:: Instructions to follow ::
Go line by line through the entries below and copy those containing the string "this".

(Stored entries)
════════════════

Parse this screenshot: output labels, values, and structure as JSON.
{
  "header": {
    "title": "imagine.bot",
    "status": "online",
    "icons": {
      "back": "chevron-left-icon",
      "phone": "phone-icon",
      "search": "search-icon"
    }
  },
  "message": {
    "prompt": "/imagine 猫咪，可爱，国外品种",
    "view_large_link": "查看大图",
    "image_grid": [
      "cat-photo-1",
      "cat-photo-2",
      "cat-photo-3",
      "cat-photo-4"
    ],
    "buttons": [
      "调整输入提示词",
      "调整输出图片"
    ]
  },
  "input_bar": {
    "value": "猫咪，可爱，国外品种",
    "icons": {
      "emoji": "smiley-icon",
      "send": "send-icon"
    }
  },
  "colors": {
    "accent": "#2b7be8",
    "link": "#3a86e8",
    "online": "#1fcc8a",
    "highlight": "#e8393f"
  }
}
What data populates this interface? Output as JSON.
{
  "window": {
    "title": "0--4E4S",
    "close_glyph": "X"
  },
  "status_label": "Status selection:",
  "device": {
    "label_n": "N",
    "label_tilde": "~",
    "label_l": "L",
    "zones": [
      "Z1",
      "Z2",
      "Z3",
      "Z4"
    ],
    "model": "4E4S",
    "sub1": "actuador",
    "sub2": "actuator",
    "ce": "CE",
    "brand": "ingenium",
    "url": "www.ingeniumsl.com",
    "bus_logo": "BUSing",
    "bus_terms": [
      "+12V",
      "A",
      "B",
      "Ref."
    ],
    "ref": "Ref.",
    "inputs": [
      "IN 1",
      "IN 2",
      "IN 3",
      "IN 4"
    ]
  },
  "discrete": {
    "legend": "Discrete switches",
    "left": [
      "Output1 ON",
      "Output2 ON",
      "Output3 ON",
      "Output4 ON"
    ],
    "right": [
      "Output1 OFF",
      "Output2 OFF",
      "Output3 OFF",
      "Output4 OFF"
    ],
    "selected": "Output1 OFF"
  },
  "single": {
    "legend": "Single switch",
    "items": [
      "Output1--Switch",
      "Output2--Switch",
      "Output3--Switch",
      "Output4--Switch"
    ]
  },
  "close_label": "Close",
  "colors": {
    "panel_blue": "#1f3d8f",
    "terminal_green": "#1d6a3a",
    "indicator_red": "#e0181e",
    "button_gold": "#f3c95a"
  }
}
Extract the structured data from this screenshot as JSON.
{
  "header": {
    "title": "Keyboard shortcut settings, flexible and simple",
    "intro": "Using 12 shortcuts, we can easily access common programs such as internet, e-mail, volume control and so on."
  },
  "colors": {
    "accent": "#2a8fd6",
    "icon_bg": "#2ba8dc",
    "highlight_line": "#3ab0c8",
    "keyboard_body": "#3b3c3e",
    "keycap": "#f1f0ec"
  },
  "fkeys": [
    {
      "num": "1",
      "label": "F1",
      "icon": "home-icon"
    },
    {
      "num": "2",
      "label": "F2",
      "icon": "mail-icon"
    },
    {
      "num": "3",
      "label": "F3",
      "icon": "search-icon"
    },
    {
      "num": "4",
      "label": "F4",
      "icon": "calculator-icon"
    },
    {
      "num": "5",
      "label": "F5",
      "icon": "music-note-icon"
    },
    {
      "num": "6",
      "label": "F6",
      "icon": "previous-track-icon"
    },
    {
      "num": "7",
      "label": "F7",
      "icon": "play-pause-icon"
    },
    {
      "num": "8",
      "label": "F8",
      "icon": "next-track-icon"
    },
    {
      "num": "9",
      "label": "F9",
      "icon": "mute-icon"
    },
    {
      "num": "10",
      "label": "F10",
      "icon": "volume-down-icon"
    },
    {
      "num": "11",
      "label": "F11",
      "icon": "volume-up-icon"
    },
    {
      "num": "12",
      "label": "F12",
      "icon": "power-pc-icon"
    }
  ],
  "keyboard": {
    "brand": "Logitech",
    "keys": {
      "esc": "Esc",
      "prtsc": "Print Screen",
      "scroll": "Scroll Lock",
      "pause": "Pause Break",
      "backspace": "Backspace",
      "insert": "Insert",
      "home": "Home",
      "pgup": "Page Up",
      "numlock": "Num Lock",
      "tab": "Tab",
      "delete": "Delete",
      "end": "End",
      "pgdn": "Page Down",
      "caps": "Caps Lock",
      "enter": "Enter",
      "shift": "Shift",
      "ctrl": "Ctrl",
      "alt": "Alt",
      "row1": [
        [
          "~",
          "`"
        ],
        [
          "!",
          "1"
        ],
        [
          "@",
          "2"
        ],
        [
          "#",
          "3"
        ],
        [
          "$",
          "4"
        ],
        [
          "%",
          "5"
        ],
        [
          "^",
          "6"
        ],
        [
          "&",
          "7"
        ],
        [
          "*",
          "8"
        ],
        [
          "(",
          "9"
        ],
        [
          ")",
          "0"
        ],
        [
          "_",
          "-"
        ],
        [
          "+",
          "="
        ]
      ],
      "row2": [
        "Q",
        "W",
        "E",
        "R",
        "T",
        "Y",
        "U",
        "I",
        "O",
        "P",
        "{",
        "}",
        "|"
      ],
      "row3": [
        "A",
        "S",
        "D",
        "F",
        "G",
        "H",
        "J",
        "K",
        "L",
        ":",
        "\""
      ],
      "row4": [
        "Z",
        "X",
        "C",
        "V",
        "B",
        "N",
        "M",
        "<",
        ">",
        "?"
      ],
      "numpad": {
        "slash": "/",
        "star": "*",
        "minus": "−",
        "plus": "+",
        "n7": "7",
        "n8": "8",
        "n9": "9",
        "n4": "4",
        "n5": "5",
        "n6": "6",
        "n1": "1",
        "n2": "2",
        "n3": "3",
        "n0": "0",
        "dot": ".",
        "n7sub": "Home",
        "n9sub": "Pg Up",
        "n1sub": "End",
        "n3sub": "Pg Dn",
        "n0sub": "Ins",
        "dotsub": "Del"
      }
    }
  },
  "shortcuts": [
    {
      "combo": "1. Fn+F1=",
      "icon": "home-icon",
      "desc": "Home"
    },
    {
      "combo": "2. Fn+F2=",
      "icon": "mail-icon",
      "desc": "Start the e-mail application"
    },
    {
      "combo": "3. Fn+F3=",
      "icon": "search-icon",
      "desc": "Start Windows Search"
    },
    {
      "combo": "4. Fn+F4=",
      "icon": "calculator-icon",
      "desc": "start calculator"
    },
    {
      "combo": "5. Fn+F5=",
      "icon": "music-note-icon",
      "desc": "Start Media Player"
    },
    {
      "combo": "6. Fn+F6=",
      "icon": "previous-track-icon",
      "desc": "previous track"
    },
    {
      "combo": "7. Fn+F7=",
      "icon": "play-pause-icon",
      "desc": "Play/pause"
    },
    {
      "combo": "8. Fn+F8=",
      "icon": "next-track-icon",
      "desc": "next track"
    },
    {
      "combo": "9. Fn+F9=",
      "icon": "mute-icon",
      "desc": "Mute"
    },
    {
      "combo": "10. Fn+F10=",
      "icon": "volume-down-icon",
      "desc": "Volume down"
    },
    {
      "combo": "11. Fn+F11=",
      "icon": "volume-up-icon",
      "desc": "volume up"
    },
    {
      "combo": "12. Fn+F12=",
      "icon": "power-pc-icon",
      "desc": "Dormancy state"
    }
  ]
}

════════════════

:: Answer ::
Parse this screenshot: output labels, values, and structure as JSON.
What data populates this interface? Output as JSON.
Extract the structured data from this screenshot as JSON.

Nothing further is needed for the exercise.